> **EXERCISE OBJECTIVE**:
Sort through the listing below and keep each line with the word "nginx". Copy those.

━━━━━━━━

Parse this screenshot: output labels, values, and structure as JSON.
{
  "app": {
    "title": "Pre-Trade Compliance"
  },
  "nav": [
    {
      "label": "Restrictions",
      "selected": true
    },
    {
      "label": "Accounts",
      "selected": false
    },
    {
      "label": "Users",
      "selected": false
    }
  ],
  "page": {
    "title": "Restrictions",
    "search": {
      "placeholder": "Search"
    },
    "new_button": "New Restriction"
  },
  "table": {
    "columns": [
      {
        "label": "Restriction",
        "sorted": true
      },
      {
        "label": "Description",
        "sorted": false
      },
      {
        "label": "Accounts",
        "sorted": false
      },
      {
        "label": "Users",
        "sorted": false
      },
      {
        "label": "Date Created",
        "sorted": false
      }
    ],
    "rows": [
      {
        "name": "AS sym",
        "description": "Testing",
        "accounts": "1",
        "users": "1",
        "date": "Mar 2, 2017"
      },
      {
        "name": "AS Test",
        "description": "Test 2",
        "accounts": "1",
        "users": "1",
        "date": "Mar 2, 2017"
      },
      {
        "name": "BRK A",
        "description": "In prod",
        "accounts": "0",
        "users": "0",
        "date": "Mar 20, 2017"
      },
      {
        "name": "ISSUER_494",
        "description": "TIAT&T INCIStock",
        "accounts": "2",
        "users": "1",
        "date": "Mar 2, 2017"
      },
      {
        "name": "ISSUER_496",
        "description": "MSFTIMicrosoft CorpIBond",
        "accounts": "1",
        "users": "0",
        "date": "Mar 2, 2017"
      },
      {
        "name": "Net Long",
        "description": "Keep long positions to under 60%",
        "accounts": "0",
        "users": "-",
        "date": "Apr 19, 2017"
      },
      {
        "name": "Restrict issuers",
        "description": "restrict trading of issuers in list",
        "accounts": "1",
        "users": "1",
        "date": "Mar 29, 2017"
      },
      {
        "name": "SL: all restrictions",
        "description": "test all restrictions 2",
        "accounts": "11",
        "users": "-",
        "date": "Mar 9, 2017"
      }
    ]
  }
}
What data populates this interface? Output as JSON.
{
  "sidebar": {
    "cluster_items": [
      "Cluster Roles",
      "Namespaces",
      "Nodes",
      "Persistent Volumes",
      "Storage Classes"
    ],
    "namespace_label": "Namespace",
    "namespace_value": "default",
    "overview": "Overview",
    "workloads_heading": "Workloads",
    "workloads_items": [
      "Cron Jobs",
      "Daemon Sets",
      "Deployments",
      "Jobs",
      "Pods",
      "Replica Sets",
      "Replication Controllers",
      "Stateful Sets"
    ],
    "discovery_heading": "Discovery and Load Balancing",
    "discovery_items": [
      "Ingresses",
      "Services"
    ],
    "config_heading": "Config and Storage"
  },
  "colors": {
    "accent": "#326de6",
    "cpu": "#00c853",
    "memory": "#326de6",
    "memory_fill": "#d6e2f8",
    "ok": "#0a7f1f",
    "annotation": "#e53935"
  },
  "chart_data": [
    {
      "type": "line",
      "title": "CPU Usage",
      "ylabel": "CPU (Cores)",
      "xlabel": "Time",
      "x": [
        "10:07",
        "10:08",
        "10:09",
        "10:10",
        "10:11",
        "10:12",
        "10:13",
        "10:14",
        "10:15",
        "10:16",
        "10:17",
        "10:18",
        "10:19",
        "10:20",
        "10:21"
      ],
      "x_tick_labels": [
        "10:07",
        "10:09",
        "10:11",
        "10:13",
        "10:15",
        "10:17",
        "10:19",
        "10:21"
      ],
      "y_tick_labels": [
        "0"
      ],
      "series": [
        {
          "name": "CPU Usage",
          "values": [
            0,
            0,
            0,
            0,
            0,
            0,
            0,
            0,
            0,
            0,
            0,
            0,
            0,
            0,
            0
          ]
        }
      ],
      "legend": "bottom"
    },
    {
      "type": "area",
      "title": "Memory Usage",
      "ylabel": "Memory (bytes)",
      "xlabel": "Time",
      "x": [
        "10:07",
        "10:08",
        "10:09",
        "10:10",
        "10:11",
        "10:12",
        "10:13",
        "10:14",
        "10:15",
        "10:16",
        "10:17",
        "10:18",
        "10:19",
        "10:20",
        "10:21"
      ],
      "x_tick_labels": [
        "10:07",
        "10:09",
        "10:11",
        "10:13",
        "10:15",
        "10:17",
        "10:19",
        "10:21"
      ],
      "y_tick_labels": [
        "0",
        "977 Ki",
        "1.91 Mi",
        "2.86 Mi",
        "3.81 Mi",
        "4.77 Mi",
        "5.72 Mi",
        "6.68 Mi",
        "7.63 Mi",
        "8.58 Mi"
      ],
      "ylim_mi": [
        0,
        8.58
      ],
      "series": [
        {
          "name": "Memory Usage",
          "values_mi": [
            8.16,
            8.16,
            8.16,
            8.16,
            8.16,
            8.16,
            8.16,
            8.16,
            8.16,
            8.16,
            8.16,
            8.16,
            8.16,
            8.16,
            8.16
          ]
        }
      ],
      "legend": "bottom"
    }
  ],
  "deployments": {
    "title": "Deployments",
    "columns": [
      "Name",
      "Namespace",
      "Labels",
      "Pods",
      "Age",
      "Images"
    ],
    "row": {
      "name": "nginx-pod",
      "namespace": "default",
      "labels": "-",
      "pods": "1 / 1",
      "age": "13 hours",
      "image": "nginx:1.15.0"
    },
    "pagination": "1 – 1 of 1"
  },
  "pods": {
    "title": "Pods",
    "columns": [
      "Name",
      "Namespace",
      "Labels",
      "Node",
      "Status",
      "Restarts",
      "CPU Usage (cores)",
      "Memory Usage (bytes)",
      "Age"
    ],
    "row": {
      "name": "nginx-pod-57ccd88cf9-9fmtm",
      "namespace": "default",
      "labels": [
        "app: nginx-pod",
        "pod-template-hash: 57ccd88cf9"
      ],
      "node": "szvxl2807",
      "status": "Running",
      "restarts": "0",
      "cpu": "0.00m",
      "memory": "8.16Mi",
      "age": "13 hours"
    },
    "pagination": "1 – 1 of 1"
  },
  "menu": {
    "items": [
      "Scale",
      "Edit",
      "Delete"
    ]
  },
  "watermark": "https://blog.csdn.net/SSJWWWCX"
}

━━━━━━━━

> **EXERCISE OUTPUT**:
      "name": "nginx-pod",
      "image": "nginx:1.15.0"
      "name": "nginx-pod-57ccd88cf9-9fmtm",
        "app: nginx-pod",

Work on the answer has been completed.